Dr Timothy Daniel-1

According to the CDC, about 90-95% of people with diabetes have type 2, which is a condition where your body usually produces enough insulin but is unable to use it effectively due to insulin resistance. Type 2 diabetes is usually diagnosed in adults as it develops over many years, however in recent years, we are seeing more cases in children, teens and young adults, especially as obesity rates continue to rise.



That is why losing weight is the first treatment recommended by the American Diabetes Association Standards of Care 2023 for those with type 2 diabetes, especially if you are overweight. Having a healthy diet and exercise routine plays an important part in helping you to manage your diabetes.


The sugar in your blood comes from carbohydrates (carbs), and the more carbs you eat, the higher your blood sugar level will be. You can keep your blood sugar at a healthy level by making the right food choices. For example, you should:

     ○ Eat a variety of healthy foods from the following food groups:

            ○ Fruits and vegetables

            ○ Whole grains

            ○ Proteins

            ○ Nonfat or low-fat dairy

     ○ Limit foods that are high in carbs, such as:

            ○ Candy/sweets

            ○ Sodas

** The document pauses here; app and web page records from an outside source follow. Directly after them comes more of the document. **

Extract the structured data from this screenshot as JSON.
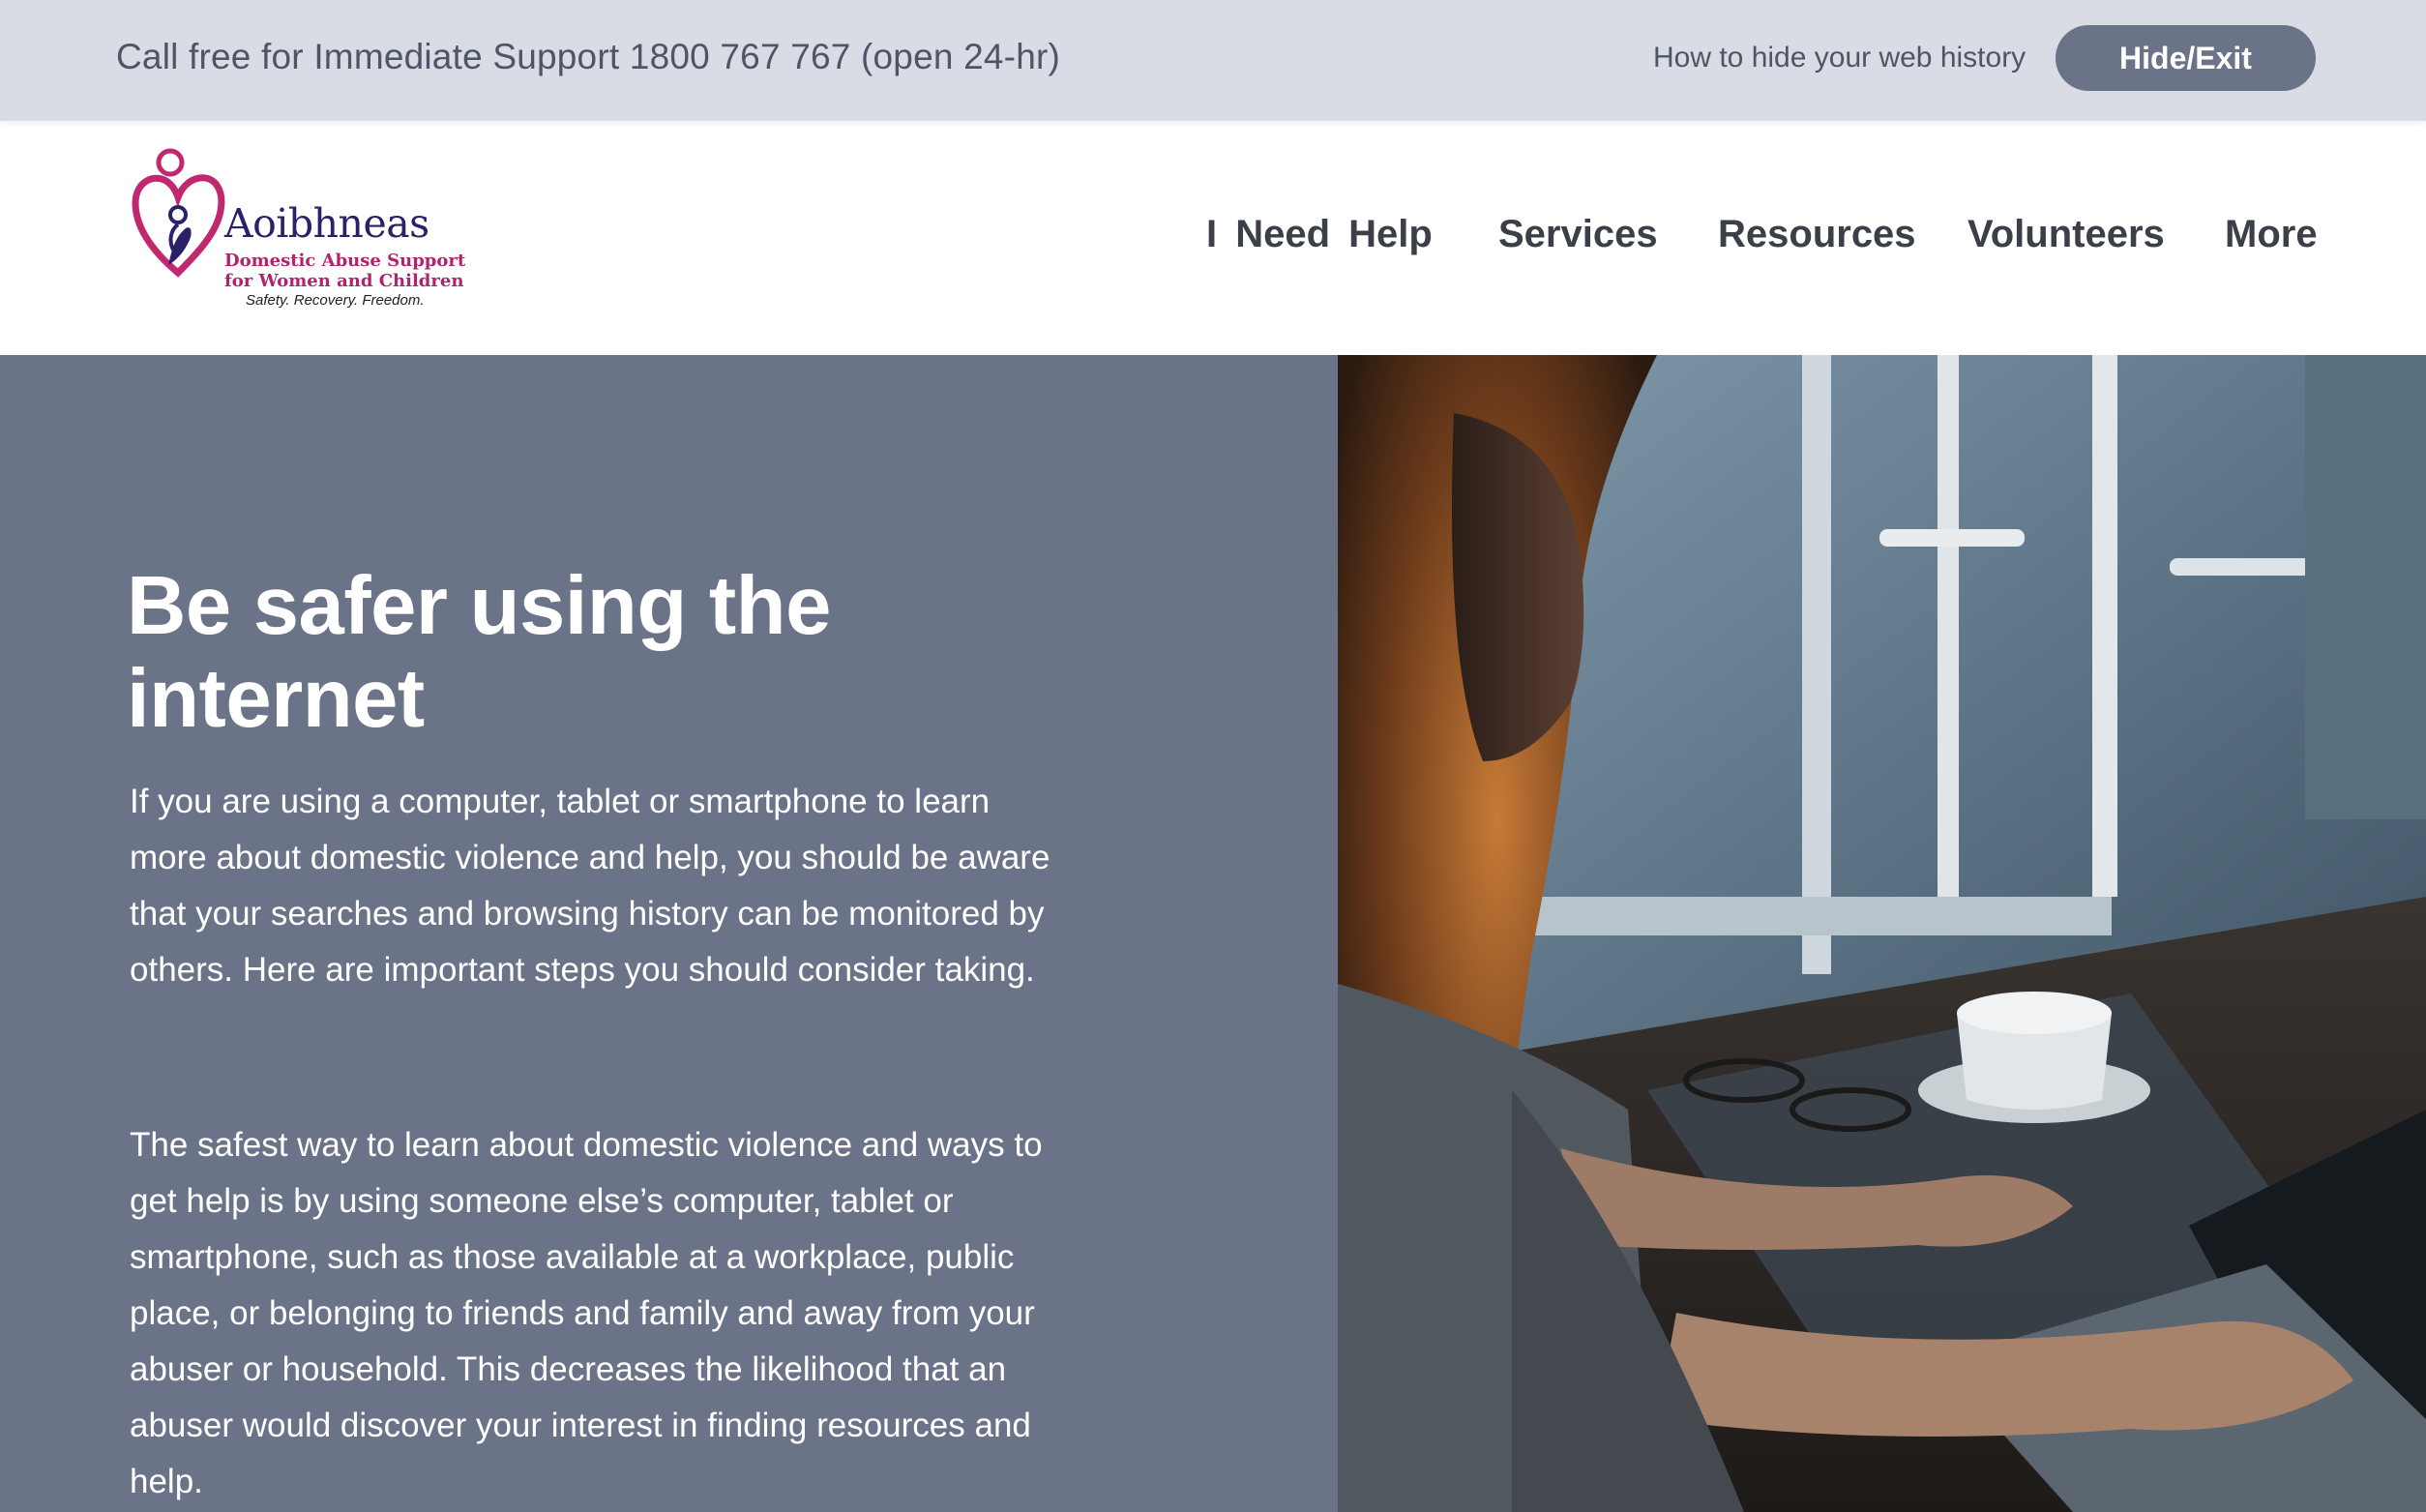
{
  "topbar": {
    "support_text": "Call free for Immediate Support 1800 767 767 (open 24-hr)",
    "history_link": "How to hide your web history",
    "hide_button": "Hide/Exit"
  },
  "logo": {
    "name": "Aoibhneas",
    "subtitle_line1": "Domestic Abuse Support",
    "subtitle_line2": "for Women and Children",
    "tagline": "Safety. Recovery. Freedom."
  },
  "nav": {
    "items": [
      "I Need Help",
      "Services",
      "Resources",
      "Volunteers",
      "More"
    ]
  },
  "hero": {
    "title": "Be safer using the internet",
    "paragraph1": "If you are using a computer, tablet or smartphone to learn more about domestic violence and help, you should be aware that your searches and browsing history can be monitored by others. Here are important steps you should consider taking.",
    "paragraph2": "The safest way to learn about domestic violence and ways to get help is by using someone else’s computer, tablet or smartphone, such as those available at a workplace, public place, or belonging to friends and family and away from your abuser or household. This decreases the likelihood that an abuser would discover your interest in finding resources and help."
  },
  "colors": {
    "topbar_bg": "#d9dce4",
    "accent_slate": "#6b7388",
    "logo_navy": "#2a2166",
    "logo_magenta": "#b0246e"
  }
}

            ○ Breads

            ○ Tortillas

            ○ White rice

As every person is different, there is no one diet or meal plan that will work for everyone. You should speak with your doctor, diabetes educator or other healthcare team member about what your diet should look like. For more information, visit the National Library of Medicine’s diabetic diet webpage.


The American Diabetes Association recommends people with diabetes exercise a minimum of 150 minutes a week, and further recommend that 90 minutes be aerobic (cardio) exercise and the remaining 60 minutes be resistance or strength training. In a study published in the Annals of Internal Medicine, patients with type 2 diabetes were broken into four groups:

1. Those who did only cardio exercises.

2. Those who did only resistance training.

3. Those who did both cardio and resistance training.

4. Control group that did no exercising.

The results of the study showed the change in A1C was greater for the exercise groups than the control group. It also found that either cardio or resistance training alone improves glycemic control, but the improvements were greatest in those who did both cardio and resistance training.

Just like there is no diet that works for everyone, the same is true for exercising. The important things to remember are:

  ○ To exercise regularly.

  ○ Pick activities you enjoy, such as walking, swimming or yoga.

  ○ Choose activities that make your heartbeat faster, your muscles stronger and your muscles and joints more flexible.

  ○ Talk to your doctor before you start any exercise program.

For some people, a combination of a healthy diet and regular exercise can play a significant role in managing and in some instances putting their type 2 diabetes into remission.

For the latest tools and strategies to put you in the driver's seat to live a fulfilled life while managing your type 2 diabetes, please join us for a free 1-hour virtual diabetes webinar, On the Road to Better Management. Click here for the dates/times of the free webinar. We hope you’ll join us from your phone, laptop or device.